According to data release by the Social Security Administration, folks receiving disability benefits has reached an all time high of nearly 11 million. If those on disability were to form their own state, it would be the 8th most populated in the union. To be more specific, it would fall in line between Georgia and Ohio.
Think about that, an entire, highly populated state, would be made up entirely of those unable to work and receiving benefits. This number has grown, steadily, for 196 straight months. That’s more than 16 years that more and more people are able to work less and less.
Now numbers can be misleading. A skeptic would point out that a total number may not be of concern, because the American population has also increased over that 16 year period. Further digging however provides the greatest amount of perspective.
In 1956 disability benefits were added to Social Security. By 1968, 12 years into the program, there were 1.2 million Americans receiving benefits. When compared to full time workers, the ratio was 51 to 1. In other words, for every person on disability there were 51 Americans working to pay into the system. Less than 2% of the working population were disabled.
Fast forward to 2013. Any guesses as to what the current pay-in to pay-out ratio is? As the number of beneficiaries has hit a record high, the number of full time workers has proportionately decreased. Today’s ratio is an abysmal 13 to 1. Now, nearly 8% of the working population is disabled.
What could have lead to this drastic change? When looking at unemployment data, there is a direct correlation with disability beneficiaries. As people lose their jobs, they migrate over to not-working, and getting paid. This may sound like a callous generalization, but during every major economic recession, when unemployment spikes, so do applications for disability. (See figure 1).
Why would people, who suddenly lost their jobs, now be unable to work at all? Well, in 1980, President Carter signed the Disability Amendments Act of 1980 which put tighter restrictions on who is eligible for benefits. When President Reagan stepped up enforcement of this act, it stripped benefits from one million recipients and caused a huge outcry and political hostilities. So, in 1984 to save themselves for reelection, both the House and the Senate unanimously supported a relaxation in requirements which was signed into law by Reagan. Thus began the accessibility of benefits.
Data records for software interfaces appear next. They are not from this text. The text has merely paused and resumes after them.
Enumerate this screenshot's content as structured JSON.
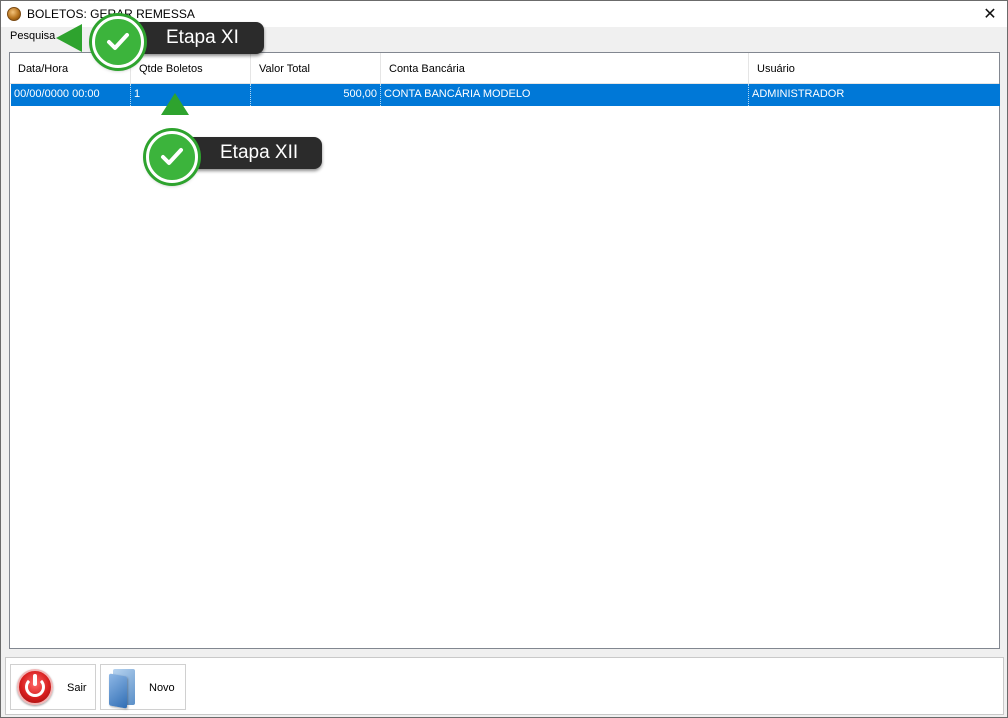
{
  "window": {
    "title": "BOLETOS: GERAR REMESSA",
    "close_glyph": "✕"
  },
  "menu": {
    "items": [
      {
        "label": "Pesquisa"
      }
    ]
  },
  "grid": {
    "columns": [
      "Data/Hora",
      "Qtde Boletos",
      "Valor Total",
      "Conta Bancária",
      "Usuário"
    ],
    "rows": [
      {
        "data_hora": "00/00/0000 00:00",
        "qtde_boletos": "1",
        "valor_total": "500,00",
        "conta_bancaria": "CONTA BANCÁRIA MODELO",
        "usuario": "ADMINISTRADOR",
        "selected": true
      }
    ]
  },
  "toolbar": {
    "sair_label": "Sair",
    "sair_icon": "power-icon",
    "novo_label": "Novo",
    "novo_icon": "folder-icon"
  },
  "callouts": {
    "step11": "Etapa XI",
    "step12": "Etapa XII"
  },
  "colors": {
    "selection": "#0078d7",
    "callout_green": "#3cb43c",
    "callout_dark": "#2b2b2b"
  }
}
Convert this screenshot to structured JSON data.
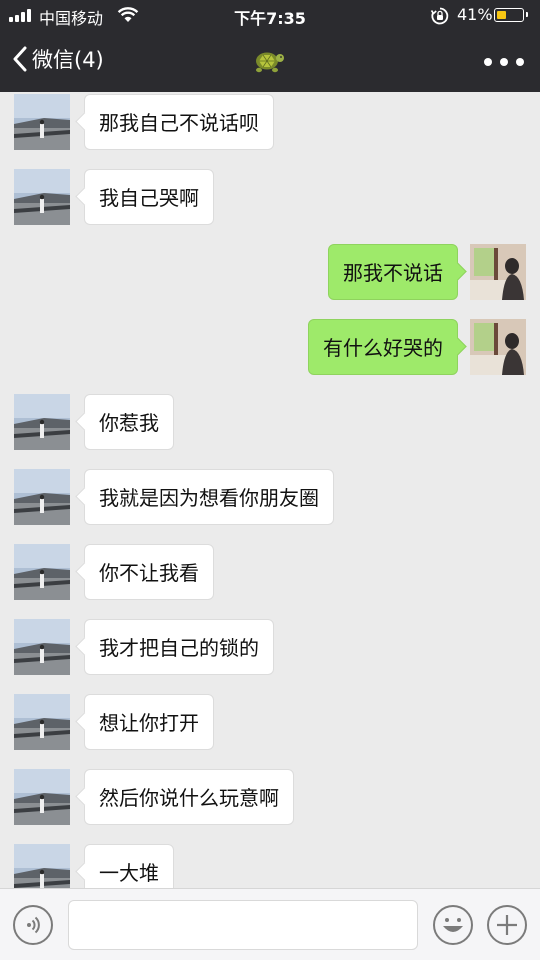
{
  "status_bar": {
    "carrier": "中国移动",
    "time": "下午7:35",
    "battery_percent_text": "41%",
    "battery_level": 0.41,
    "icons": [
      "signal-icon",
      "wifi-icon",
      "orientation-lock-icon",
      "battery-icon"
    ]
  },
  "header": {
    "back_label": "微信(4)",
    "title_icon": "turtle-icon",
    "more_icon": "more-dots-icon"
  },
  "messages": [
    {
      "side": "left",
      "text": "那我自己不说话呗"
    },
    {
      "side": "left",
      "text": "我自己哭啊"
    },
    {
      "side": "right",
      "text": "那我不说话"
    },
    {
      "side": "right",
      "text": "有什么好哭的"
    },
    {
      "side": "left",
      "text": "你惹我"
    },
    {
      "side": "left",
      "text": "我就是因为想看你朋友圈"
    },
    {
      "side": "left",
      "text": "你不让我看"
    },
    {
      "side": "left",
      "text": "我才把自己的锁的"
    },
    {
      "side": "left",
      "text": "想让你打开"
    },
    {
      "side": "left",
      "text": "然后你说什么玩意啊"
    },
    {
      "side": "left",
      "text": "一大堆"
    }
  ],
  "input_bar": {
    "icons": [
      "voice-icon",
      "emoji-icon",
      "plus-icon"
    ],
    "value": ""
  },
  "colors": {
    "header_bg": "#2b2b2f",
    "chat_bg": "#ebebeb",
    "bubble_self": "#9eea6a",
    "bubble_other": "#ffffff",
    "battery_fill": "#f7c613"
  }
}
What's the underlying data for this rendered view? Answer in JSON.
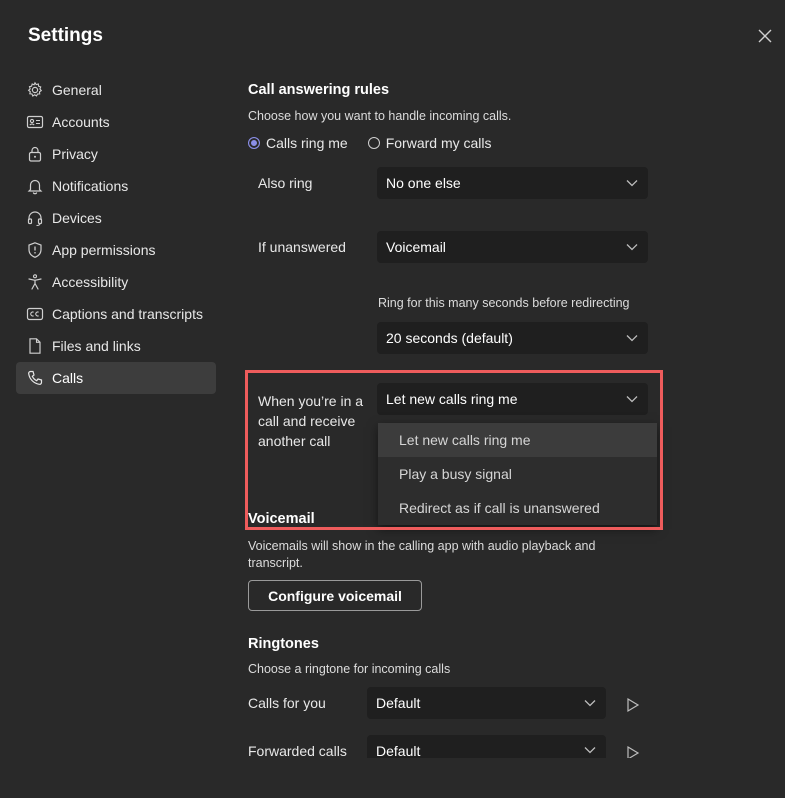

This new act, according to a report in Forbes magazine, “instructed the government to place greater weight on applicants’ own assessments of their disability, especially when it came to pain and discomfort; to replace the government’s medical assessments with those of the applicants’ own doctors; and to loosen the screening criteria for mental illness, among other things. The overall effect was to create a giant loophole, by which an applicant’s subjective claim that he was in pain, or mentally incapacitated, would be enough to claim disability.”
The report continues, “The numbers back this up. While Americans may be gaining weight, they suffer from fewer disabling conditions than they did 40 years ago, thanks to advances in medical technology. A paper published by the Center for American Progress and the Brookings Institution, shows that while traditional medical causes of disability—cancer, stroke, heart attacks, and the like—have stayed relatively constant, Social Security disability benefits have exploded for people with musculoskeletal and mental disorders.”
So while medicine and healthcare improve, those unable to work increases. When unemployment rises, suddenly the numbers of those unable to be employed jump as well. While there are those in legitimate need of assistance, this data points to great abuse, which occurs with all entitlements. Either reform is needed or we’ll just become a disabled nation.